JENNETT: You were in the thick of those Abbott years, in fact wearing the hat as the Chief Government Whip at the time, so you are familiar with those antics. Don’t you see shades of that re-emerging under Bill Shorten’s leadership?
FITZGIBBON: No I don’t and I was the Chief Government Whip and I did see Tony Abbott’s tactics. These guys lead a suspension motion every day for three years, every day.
JENNETT: You guys have a pattern, not every day admittedly.
FITZGIBBON: You have a Deputy Prime Minister insisting on sitting as a Minister, and as Deputy Prime Minister, making decisions and potentially proposing to sit as the acting Prime Minister. Now that is an issue worth debating in the House of Representatives. Tony Abbott had a debate every day no matter what was happening inside or outside the Parliament
JENNETT: Now just because you mentioned his name, Tony Abbott has re-emerged today holding up his citizenship renunciation with the UK Government demanding Bill Shorten so the same. Would it satisfy you to get rid of this as an issue if he did just that?
FITZGIBBON: Now this is a very interesting development this morning, I heard a journalist ask the question, did the Government ask you to come out and do this? I think the answer is no. Think about this, when Malcolm Turnbull rolled Tony Abbott no one was more angry than Barnaby Joyce. This is why we have all this secrecy around the Coalition Agreement, this is why I am in the Federal Court tryin on behalf of the Australian people to get a copy of this Coalition Agreement.
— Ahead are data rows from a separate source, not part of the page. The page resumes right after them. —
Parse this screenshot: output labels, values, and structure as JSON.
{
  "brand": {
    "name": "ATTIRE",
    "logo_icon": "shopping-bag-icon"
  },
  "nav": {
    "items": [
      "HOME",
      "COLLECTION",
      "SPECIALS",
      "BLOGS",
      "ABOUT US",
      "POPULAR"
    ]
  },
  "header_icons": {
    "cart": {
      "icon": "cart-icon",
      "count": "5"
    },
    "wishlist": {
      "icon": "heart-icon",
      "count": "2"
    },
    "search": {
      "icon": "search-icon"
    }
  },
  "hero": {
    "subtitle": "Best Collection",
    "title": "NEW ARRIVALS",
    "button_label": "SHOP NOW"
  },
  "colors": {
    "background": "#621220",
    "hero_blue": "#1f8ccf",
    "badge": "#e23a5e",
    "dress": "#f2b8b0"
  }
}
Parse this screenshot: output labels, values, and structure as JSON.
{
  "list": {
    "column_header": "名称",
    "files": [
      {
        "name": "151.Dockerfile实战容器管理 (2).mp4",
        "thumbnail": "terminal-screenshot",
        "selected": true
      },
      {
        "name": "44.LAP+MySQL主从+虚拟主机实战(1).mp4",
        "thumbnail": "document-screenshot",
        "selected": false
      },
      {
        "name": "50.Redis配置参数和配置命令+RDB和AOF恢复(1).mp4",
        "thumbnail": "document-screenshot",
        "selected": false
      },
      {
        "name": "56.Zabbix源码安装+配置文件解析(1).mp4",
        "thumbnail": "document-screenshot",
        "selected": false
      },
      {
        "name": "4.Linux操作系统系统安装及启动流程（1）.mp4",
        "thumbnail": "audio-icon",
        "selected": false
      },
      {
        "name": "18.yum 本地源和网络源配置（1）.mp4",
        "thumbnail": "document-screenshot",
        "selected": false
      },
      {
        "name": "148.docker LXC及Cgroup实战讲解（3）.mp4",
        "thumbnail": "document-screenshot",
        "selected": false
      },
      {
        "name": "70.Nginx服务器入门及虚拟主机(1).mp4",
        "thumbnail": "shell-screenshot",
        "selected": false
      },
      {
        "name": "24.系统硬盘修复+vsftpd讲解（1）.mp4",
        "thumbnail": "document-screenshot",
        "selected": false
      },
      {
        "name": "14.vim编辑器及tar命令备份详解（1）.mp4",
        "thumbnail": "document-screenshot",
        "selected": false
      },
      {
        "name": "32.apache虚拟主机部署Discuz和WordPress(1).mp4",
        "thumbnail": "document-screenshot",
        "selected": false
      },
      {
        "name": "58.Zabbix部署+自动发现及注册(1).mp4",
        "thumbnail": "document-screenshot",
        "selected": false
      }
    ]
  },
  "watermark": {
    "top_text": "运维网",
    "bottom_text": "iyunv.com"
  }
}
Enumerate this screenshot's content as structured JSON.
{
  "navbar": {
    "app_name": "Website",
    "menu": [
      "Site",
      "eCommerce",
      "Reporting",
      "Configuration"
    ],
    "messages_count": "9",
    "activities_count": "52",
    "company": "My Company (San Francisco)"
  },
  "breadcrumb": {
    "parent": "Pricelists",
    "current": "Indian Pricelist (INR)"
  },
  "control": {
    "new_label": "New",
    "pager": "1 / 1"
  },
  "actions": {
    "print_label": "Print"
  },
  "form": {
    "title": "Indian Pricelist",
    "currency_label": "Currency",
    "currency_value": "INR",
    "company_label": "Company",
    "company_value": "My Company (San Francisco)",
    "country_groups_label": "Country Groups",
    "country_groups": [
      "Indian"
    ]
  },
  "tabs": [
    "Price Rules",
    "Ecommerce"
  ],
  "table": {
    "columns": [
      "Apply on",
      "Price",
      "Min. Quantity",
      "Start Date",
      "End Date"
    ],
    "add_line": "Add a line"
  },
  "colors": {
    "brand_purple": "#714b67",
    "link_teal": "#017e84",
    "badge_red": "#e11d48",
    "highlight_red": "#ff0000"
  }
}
Tony Abbott wasn’t out to help the Government this morning, anything but.
JENNETT: Joel Fitzgibbon, thanks for your thoughts.
FITZGIBBON: A great pleasure.